Segment Open
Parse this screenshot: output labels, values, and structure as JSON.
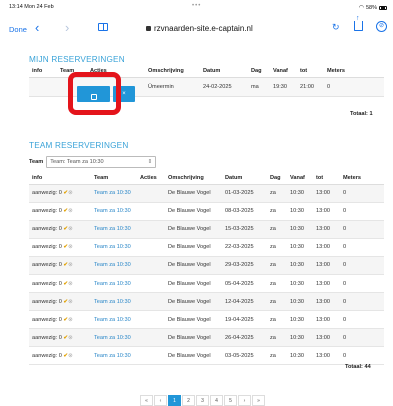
{
  "statusbar": {
    "time": "13:14",
    "date": "Mon 24 Feb",
    "dots": "•••",
    "battery": "58%"
  },
  "browser": {
    "done_label": "Done",
    "back_icon": "chevron-left-icon",
    "forward_icon": "chevron-right-icon",
    "url": "rzvnaarden-site.e-captain.nl"
  },
  "my_reservations": {
    "title": "MIJN RESERVERINGEN",
    "columns": [
      "info",
      "Team",
      "Acties",
      "Omschrijving",
      "Datum",
      "Dag",
      "Vanaf",
      "tot",
      "Meters"
    ],
    "rows": [
      {
        "info": "",
        "team": "",
        "omschrijving": "Ümeermin",
        "datum": "24-02-2025",
        "dag": "ma",
        "vanaf": "19:30",
        "tot": "21:00",
        "meters": "0"
      }
    ],
    "delete_label": "×",
    "total": "Totaal: 1"
  },
  "team_reservations": {
    "title": "TEAM RESERVERINGEN",
    "filter_label": "Team",
    "filter_value": "Team: Team za 10:30",
    "columns": [
      "info",
      "Team",
      "Acties",
      "Omschrijving",
      "Datum",
      "Dag",
      "Vanaf",
      "tot",
      "Meters"
    ],
    "rows": [
      {
        "info": "aanwezig: 0",
        "team": "Team za 10:30",
        "omschrijving": "De Blauwe Vogel",
        "datum": "01-03-2025",
        "dag": "za",
        "vanaf": "10:30",
        "tot": "13:00",
        "meters": "0"
      },
      {
        "info": "aanwezig: 0",
        "team": "Team za 10:30",
        "omschrijving": "De Blauwe Vogel",
        "datum": "08-03-2025",
        "dag": "za",
        "vanaf": "10:30",
        "tot": "13:00",
        "meters": "0"
      },
      {
        "info": "aanwezig: 0",
        "team": "Team za 10:30",
        "omschrijving": "De Blauwe Vogel",
        "datum": "15-03-2025",
        "dag": "za",
        "vanaf": "10:30",
        "tot": "13:00",
        "meters": "0"
      },
      {
        "info": "aanwezig: 0",
        "team": "Team za 10:30",
        "omschrijving": "De Blauwe Vogel",
        "datum": "22-03-2025",
        "dag": "za",
        "vanaf": "10:30",
        "tot": "13:00",
        "meters": "0"
      },
      {
        "info": "aanwezig: 0",
        "team": "Team za 10:30",
        "omschrijving": "De Blauwe Vogel",
        "datum": "29-03-2025",
        "dag": "za",
        "vanaf": "10:30",
        "tot": "13:00",
        "meters": "0"
      },
      {
        "info": "aanwezig: 0",
        "team": "Team za 10:30",
        "omschrijving": "De Blauwe Vogel",
        "datum": "05-04-2025",
        "dag": "za",
        "vanaf": "10:30",
        "tot": "13:00",
        "meters": "0"
      },
      {
        "info": "aanwezig: 0",
        "team": "Team za 10:30",
        "omschrijving": "De Blauwe Vogel",
        "datum": "12-04-2025",
        "dag": "za",
        "vanaf": "10:30",
        "tot": "13:00",
        "meters": "0"
      },
      {
        "info": "aanwezig: 0",
        "team": "Team za 10:30",
        "omschrijving": "De Blauwe Vogel",
        "datum": "19-04-2025",
        "dag": "za",
        "vanaf": "10:30",
        "tot": "13:00",
        "meters": "0"
      },
      {
        "info": "aanwezig: 0",
        "team": "Team za 10:30",
        "omschrijving": "De Blauwe Vogel",
        "datum": "26-04-2025",
        "dag": "za",
        "vanaf": "10:30",
        "tot": "13:00",
        "meters": "0"
      },
      {
        "info": "aanwezig: 0",
        "team": "Team za 10:30",
        "omschrijving": "De Blauwe Vogel",
        "datum": "03-05-2025",
        "dag": "za",
        "vanaf": "10:30",
        "tot": "13:00",
        "meters": "0"
      }
    ],
    "total": "Totaal: 44"
  },
  "pagination": [
    "«",
    "‹",
    "1",
    "2",
    "3",
    "4",
    "5",
    "›",
    "»"
  ],
  "pagination_active": "1",
  "colors": {
    "accent": "#2196d8",
    "heading": "#3aa3d8",
    "highlight": "#e4141b",
    "check": "#e2a40b"
  }
}
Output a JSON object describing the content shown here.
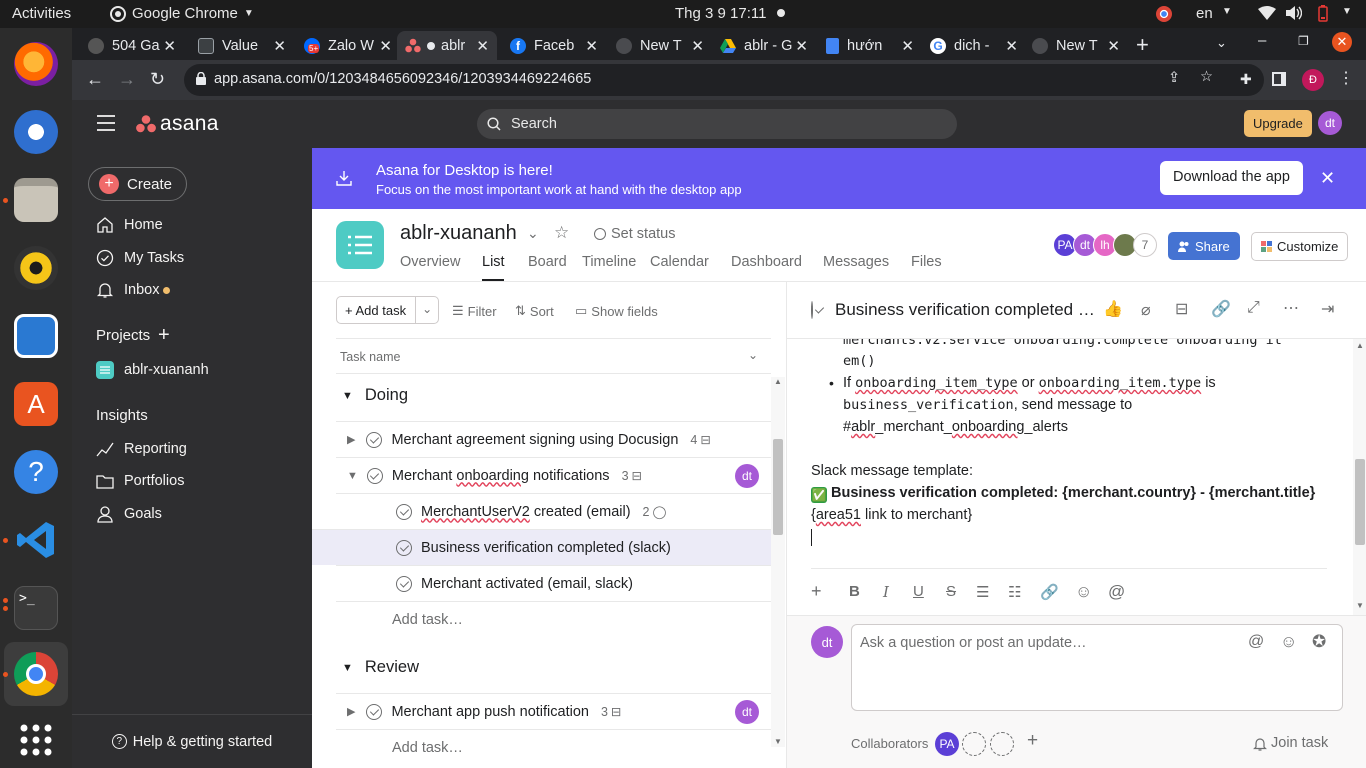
{
  "os": {
    "activities": "Activities",
    "app_name": "Google Chrome",
    "clock": "Thg 3 9  17:11",
    "lang": "en"
  },
  "dock": {
    "items": [
      "firefox-icon",
      "thunderbird-icon",
      "files-icon",
      "rhythmbox-icon",
      "libreoffice-writer-icon",
      "software-center-icon",
      "help-icon",
      "vscode-icon",
      "terminal-icon",
      "chrome-icon",
      "app-grid-icon"
    ]
  },
  "browser": {
    "tabs": [
      {
        "label": "504 Ga",
        "icon": "github-icon"
      },
      {
        "label": "Value",
        "icon": "terminal-tab-icon"
      },
      {
        "label": "Zalo W",
        "icon": "zalo-icon",
        "badge": "5+"
      },
      {
        "label": "ablr",
        "icon": "asana-icon",
        "active": true
      },
      {
        "label": "Faceb",
        "icon": "facebook-icon"
      },
      {
        "label": "New T",
        "icon": "newtab-icon"
      },
      {
        "label": "ablr - G",
        "icon": "drive-icon"
      },
      {
        "label": "hướn",
        "icon": "docs-icon"
      },
      {
        "label": "dich -",
        "icon": "google-icon"
      },
      {
        "label": "New T",
        "icon": "newtab-icon"
      }
    ],
    "url": "app.asana.com/0/1203484656092346/1203934469224665",
    "profile_initial": "Đ"
  },
  "asana": {
    "logo": "asana",
    "search_placeholder": "Search",
    "upgrade": "Upgrade",
    "user_initials": "dt"
  },
  "sidebar": {
    "create": "Create",
    "nav": [
      "Home",
      "My Tasks",
      "Inbox"
    ],
    "projects_heading": "Projects",
    "project": "ablr-xuananh",
    "insights_heading": "Insights",
    "insights": [
      "Reporting",
      "Portfolios",
      "Goals"
    ],
    "help": "Help & getting started"
  },
  "banner": {
    "title": "Asana for Desktop is here!",
    "subtitle": "Focus on the most important work at hand with the desktop app",
    "button": "Download the app"
  },
  "project": {
    "name": "ablr-xuananh",
    "set_status": "Set status",
    "tabs": [
      "Overview",
      "List",
      "Board",
      "Timeline",
      "Calendar",
      "Dashboard",
      "Messages",
      "Files"
    ],
    "active_tab": "List",
    "members": [
      {
        "initials": "PA",
        "color": "#5b3fd6"
      },
      {
        "initials": "dt",
        "color": "#a65ad6"
      },
      {
        "initials": "lh",
        "color": "#e567c5"
      },
      {
        "initials": "",
        "color": "#6d7a4c"
      }
    ],
    "member_count": "7",
    "share": "Share",
    "customize": "Customize"
  },
  "list": {
    "add_task": "Add task",
    "filter": "Filter",
    "sort": "Sort",
    "show_fields": "Show fields",
    "column": "Task name",
    "sections": [
      {
        "name": "Doing"
      },
      {
        "name": "Review"
      }
    ],
    "tasks": {
      "t1": {
        "name": "Merchant agreement signing using Docusign",
        "subtasks": "4"
      },
      "t2": {
        "name": "Merchant onboarding notifications",
        "subtasks": "3",
        "assignee": "dt"
      },
      "t2a": {
        "name": "MerchantUserV2 created (email)",
        "comments": "2"
      },
      "t2b": {
        "name": "Business verification completed (slack)"
      },
      "t2c": {
        "name": "Merchant activated (email, slack)"
      },
      "t3": {
        "name": "Merchant app push notification",
        "subtasks": "3",
        "assignee": "dt"
      }
    },
    "add_task_inline": "Add task…"
  },
  "detail": {
    "title": "Business verification completed …",
    "code_line1": "merchants.v2.service onboarding.complete onboarding it",
    "code_line2": "em()",
    "bullet_if": "If ",
    "bullet_code1": "onboarding_item_type",
    "bullet_or": " or ",
    "bullet_code2": "onboarding_item.type",
    "bullet_is": " is",
    "bullet_code3": "business_verification",
    "bullet_send": ", send message to",
    "channel_prefix": "#",
    "channel_ablr": "ablr",
    "channel_mid": "_merchant_",
    "channel_onb": "onboarding",
    "channel_suffix": "_alerts",
    "template_label": "Slack message template:",
    "check_emoji": "✅",
    "template_bold": "Business verification completed: {merchant.country} - {merchant.title}",
    "link_open": "{",
    "link_area": "area51",
    "link_rest": " link to merchant}",
    "comment_placeholder": "Ask a question or post an update…",
    "collaborators": "Collaborators",
    "collab_initials": "PA",
    "join_task": "Join task",
    "commenter": "dt"
  }
}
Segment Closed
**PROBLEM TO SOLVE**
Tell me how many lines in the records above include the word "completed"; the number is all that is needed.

**OUTPUT BELOW**
3